- _DIRECTIONS FOR THIS TASK_
Repeat every line below exactly as it reads.

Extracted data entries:
+++++

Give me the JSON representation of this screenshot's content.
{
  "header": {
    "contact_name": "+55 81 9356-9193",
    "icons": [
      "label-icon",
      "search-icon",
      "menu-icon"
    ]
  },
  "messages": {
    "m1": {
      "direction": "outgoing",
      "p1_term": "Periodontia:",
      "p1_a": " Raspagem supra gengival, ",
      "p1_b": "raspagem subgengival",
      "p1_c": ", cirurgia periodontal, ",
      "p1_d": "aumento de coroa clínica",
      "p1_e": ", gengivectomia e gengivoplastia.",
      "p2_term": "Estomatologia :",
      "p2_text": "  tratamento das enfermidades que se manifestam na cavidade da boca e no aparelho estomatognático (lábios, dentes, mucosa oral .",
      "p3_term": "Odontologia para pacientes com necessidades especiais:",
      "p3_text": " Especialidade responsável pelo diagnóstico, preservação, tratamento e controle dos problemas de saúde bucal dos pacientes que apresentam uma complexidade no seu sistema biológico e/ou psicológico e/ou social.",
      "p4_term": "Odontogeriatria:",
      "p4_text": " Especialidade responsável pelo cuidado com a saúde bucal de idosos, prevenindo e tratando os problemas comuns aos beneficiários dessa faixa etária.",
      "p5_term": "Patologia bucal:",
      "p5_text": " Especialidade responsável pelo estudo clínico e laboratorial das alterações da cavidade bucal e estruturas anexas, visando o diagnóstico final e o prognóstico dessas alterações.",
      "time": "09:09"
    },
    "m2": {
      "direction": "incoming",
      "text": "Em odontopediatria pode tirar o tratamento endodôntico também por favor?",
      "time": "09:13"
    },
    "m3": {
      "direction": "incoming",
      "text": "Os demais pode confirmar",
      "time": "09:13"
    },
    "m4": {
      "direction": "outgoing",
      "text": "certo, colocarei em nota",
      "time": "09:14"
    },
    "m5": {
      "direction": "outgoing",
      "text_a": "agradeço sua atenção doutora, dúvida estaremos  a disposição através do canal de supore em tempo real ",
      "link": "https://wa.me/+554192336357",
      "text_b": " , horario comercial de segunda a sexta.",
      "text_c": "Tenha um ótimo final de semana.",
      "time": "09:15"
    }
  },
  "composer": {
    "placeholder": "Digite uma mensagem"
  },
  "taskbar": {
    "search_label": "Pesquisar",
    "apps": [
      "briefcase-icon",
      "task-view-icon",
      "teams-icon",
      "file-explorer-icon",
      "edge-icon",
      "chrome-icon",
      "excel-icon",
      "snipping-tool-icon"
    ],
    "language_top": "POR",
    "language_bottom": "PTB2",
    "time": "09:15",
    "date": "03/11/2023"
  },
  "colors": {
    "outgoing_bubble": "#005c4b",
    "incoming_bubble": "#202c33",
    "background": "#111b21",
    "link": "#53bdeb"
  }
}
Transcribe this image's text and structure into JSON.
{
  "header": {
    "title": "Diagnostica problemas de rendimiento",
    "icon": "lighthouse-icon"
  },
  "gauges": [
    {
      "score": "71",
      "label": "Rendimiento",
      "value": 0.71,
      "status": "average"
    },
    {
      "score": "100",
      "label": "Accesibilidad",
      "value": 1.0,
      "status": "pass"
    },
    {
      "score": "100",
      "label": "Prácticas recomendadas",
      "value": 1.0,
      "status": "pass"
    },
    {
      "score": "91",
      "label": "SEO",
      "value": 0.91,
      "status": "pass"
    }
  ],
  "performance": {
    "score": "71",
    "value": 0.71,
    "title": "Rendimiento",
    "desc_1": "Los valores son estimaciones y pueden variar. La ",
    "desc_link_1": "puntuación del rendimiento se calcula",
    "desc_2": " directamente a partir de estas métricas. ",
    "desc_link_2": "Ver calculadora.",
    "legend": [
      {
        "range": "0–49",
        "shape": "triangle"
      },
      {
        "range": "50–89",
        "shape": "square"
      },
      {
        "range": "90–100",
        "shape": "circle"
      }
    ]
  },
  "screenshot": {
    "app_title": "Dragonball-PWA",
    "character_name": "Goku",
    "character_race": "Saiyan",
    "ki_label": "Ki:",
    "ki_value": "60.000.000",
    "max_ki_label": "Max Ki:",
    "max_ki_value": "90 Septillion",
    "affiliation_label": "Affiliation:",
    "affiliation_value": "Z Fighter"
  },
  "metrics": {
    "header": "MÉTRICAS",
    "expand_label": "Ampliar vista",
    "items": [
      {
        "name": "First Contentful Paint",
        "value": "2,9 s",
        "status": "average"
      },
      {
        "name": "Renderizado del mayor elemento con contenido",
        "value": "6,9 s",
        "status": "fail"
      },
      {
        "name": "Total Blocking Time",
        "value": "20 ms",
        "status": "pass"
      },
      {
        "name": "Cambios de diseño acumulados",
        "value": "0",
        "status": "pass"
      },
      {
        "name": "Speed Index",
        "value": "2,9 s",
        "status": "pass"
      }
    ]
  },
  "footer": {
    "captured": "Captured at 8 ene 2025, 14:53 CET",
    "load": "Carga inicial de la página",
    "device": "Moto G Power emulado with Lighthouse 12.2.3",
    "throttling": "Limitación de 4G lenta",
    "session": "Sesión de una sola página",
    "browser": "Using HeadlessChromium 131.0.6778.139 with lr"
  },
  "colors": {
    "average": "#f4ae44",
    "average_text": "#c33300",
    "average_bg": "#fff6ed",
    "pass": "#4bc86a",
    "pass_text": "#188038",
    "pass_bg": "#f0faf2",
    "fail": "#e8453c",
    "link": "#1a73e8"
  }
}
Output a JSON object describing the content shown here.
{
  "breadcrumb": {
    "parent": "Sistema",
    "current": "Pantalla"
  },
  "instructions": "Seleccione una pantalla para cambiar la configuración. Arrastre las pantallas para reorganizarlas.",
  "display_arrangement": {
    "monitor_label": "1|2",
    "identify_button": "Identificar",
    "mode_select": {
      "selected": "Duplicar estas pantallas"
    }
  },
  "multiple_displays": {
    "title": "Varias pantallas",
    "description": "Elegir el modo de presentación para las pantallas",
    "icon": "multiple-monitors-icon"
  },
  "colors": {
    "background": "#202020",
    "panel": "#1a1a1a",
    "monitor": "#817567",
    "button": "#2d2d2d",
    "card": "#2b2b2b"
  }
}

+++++

- _THE ANSWER_
Give me the JSON representation of this screenshot's content.
{
  "header": {
    "contact_name": "+55 81 9356-9193",
    "icons": [
      "label-icon",
      "search-icon",
      "menu-icon"
    ]
  },
  "messages": {
    "m1": {
      "direction": "outgoing",
      "p1_term": "Periodontia:",
      "p1_a": " Raspagem supra gengival, ",
      "p1_b": "raspagem subgengival",
      "p1_c": ", cirurgia periodontal, ",
      "p1_d": "aumento de coroa clínica",
      "p1_e": ", gengivectomia e gengivoplastia.",
      "p2_term": "Estomatologia :",
      "p2_text": "  tratamento das enfermidades que se manifestam na cavidade da boca e no aparelho estomatognático (lábios, dentes, mucosa oral .",
      "p3_term": "Odontologia para pacientes com necessidades especiais:",
      "p3_text": " Especialidade responsável pelo diagnóstico, preservação, tratamento e controle dos problemas de saúde bucal dos pacientes que apresentam uma complexidade no seu sistema biológico e/ou psicológico e/ou social.",
      "p4_term": "Odontogeriatria:",
      "p4_text": " Especialidade responsável pelo cuidado com a saúde bucal de idosos, prevenindo e tratando os problemas comuns aos beneficiários dessa faixa etária.",
      "p5_term": "Patologia bucal:",
      "p5_text": " Especialidade responsável pelo estudo clínico e laboratorial das alterações da cavidade bucal e estruturas anexas, visando o diagnóstico final e o prognóstico dessas alterações.",
      "time": "09:09"
    },
    "m2": {
      "direction": "incoming",
      "text": "Em odontopediatria pode tirar o tratamento endodôntico também por favor?",
      "time": "09:13"
    },
    "m3": {
      "direction": "incoming",
      "text": "Os demais pode confirmar",
      "time": "09:13"
    },
    "m4": {
      "direction": "outgoing",
      "text": "certo, colocarei em nota",
      "time": "09:14"
    },
    "m5": {
      "direction": "outgoing",
      "text_a": "agradeço sua atenção doutora, dúvida estaremos  a disposição através do canal de supore em tempo real ",
      "link": "https://wa.me/+554192336357",
      "text_b": " , horario comercial de segunda a sexta.",
      "text_c": "Tenha um ótimo final de semana.",
      "time": "09:15"
    }
  },
  "composer": {
    "placeholder": "Digite uma mensagem"
  },
  "taskbar": {
    "search_label": "Pesquisar",
    "apps": [
      "briefcase-icon",
      "task-view-icon",
      "teams-icon",
      "file-explorer-icon",
      "edge-icon",
      "chrome-icon",
      "excel-icon",
      "snipping-tool-icon"
    ],
    "language_top": "POR",
    "language_bottom": "PTB2",
    "time": "09:15",
    "date": "03/11/2023"
  },
  "colors": {
    "outgoing_bubble": "#005c4b",
    "incoming_bubble": "#202c33",
    "background": "#111b21",
    "link": "#53bdeb"
  }
}
Transcribe this image's text and structure into JSON.
{
  "header": {
    "title": "Diagnostica problemas de rendimiento",
    "icon": "lighthouse-icon"
  },
  "gauges": [
    {
      "score": "71",
      "label": "Rendimiento",
      "value": 0.71,
      "status": "average"
    },
    {
      "score": "100",
      "label": "Accesibilidad",
      "value": 1.0,
      "status": "pass"
    },
    {
      "score": "100",
      "label": "Prácticas recomendadas",
      "value": 1.0,
      "status": "pass"
    },
    {
      "score": "91",
      "label": "SEO",
      "value": 0.91,
      "status": "pass"
    }
  ],
  "performance": {
    "score": "71",
    "value": 0.71,
    "title": "Rendimiento",
    "desc_1": "Los valores son estimaciones y pueden variar. La ",
    "desc_link_1": "puntuación del rendimiento se calcula",
    "desc_2": " directamente a partir de estas métricas. ",
    "desc_link_2": "Ver calculadora.",
    "legend": [
      {
        "range": "0–49",
        "shape": "triangle"
      },
      {
        "range": "50–89",
        "shape": "square"
      },
      {
        "range": "90–100",
        "shape": "circle"
      }
    ]
  },
  "screenshot": {
    "app_title": "Dragonball-PWA",
    "character_name": "Goku",
    "character_race": "Saiyan",
    "ki_label": "Ki:",
    "ki_value": "60.000.000",
    "max_ki_label": "Max Ki:",
    "max_ki_value": "90 Septillion",
    "affiliation_label": "Affiliation:",
    "affiliation_value": "Z Fighter"
  },
  "metrics": {
    "header": "MÉTRICAS",
    "expand_label": "Ampliar vista",
    "items": [
      {
        "name": "First Contentful Paint",
        "value": "2,9 s",
        "status": "average"
      },
      {
        "name": "Renderizado del mayor elemento con contenido",
        "value": "6,9 s",
        "status": "fail"
      },
      {
        "name": "Total Blocking Time",
        "value": "20 ms",
        "status": "pass"
      },
      {
        "name": "Cambios de diseño acumulados",
        "value": "0",
        "status": "pass"
      },
      {
        "name": "Speed Index",
        "value": "2,9 s",
        "status": "pass"
      }
    ]
  },
  "footer": {
    "captured": "Captured at 8 ene 2025, 14:53 CET",
    "load": "Carga inicial de la página",
    "device": "Moto G Power emulado with Lighthouse 12.2.3",
    "throttling": "Limitación de 4G lenta",
    "session": "Sesión de una sola página",
    "browser": "Using HeadlessChromium 131.0.6778.139 with lr"
  },
  "colors": {
    "average": "#f4ae44",
    "average_text": "#c33300",
    "average_bg": "#fff6ed",
    "pass": "#4bc86a",
    "pass_text": "#188038",
    "pass_bg": "#f0faf2",
    "fail": "#e8453c",
    "link": "#1a73e8"
  }
}
Output a JSON object describing the content shown here.
{
  "breadcrumb": {
    "parent": "Sistema",
    "current": "Pantalla"
  },
  "instructions": "Seleccione una pantalla para cambiar la configuración. Arrastre las pantallas para reorganizarlas.",
  "display_arrangement": {
    "monitor_label": "1|2",
    "identify_button": "Identificar",
    "mode_select": {
      "selected": "Duplicar estas pantallas"
    }
  },
  "multiple_displays": {
    "title": "Varias pantallas",
    "description": "Elegir el modo de presentación para las pantallas",
    "icon": "multiple-monitors-icon"
  },
  "colors": {
    "background": "#202020",
    "panel": "#1a1a1a",
    "monitor": "#817567",
    "button": "#2d2d2d",
    "card": "#2b2b2b"
  }
}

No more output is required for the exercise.